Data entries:
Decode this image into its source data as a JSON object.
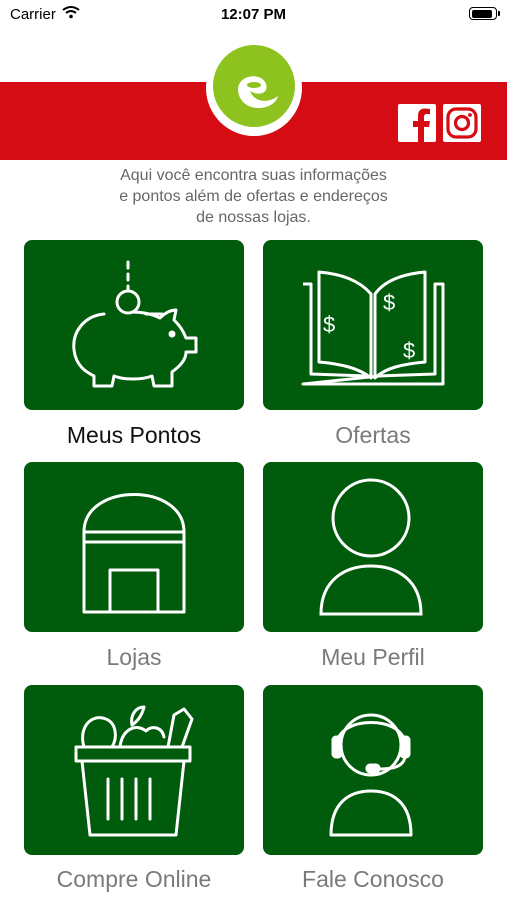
{
  "status_bar": {
    "carrier": "Carrier",
    "time": "12:07 PM",
    "battery_level": 0.9
  },
  "header": {
    "colors": {
      "band": "#d50c13",
      "logo_green": "#8ec31f"
    },
    "logo_icon": "e-swirl-logo",
    "social": [
      {
        "name": "facebook",
        "icon": "facebook-icon"
      },
      {
        "name": "instagram",
        "icon": "instagram-icon"
      }
    ]
  },
  "intro": {
    "line1": "Aqui você encontra suas informações",
    "line2": "e pontos além de ofertas e endereços",
    "line3": "de nossas lojas."
  },
  "menu": {
    "tile_color": "#015b0c",
    "items": [
      {
        "label": "Meus Pontos",
        "icon": "piggy-bank-icon",
        "selected": true
      },
      {
        "label": "Ofertas",
        "icon": "open-book-dollar-icon",
        "selected": false
      },
      {
        "label": "Lojas",
        "icon": "store-icon",
        "selected": false
      },
      {
        "label": "Meu Perfil",
        "icon": "user-icon",
        "selected": false
      },
      {
        "label": "Compre Online",
        "icon": "grocery-basket-icon",
        "selected": false
      },
      {
        "label": "Fale Conosco",
        "icon": "headset-support-icon",
        "selected": false
      }
    ]
  }
}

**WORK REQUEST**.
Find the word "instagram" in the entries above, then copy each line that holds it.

**EXERCISE RESPONSE**.
        "name": "instagram",
        "icon": "instagram-icon"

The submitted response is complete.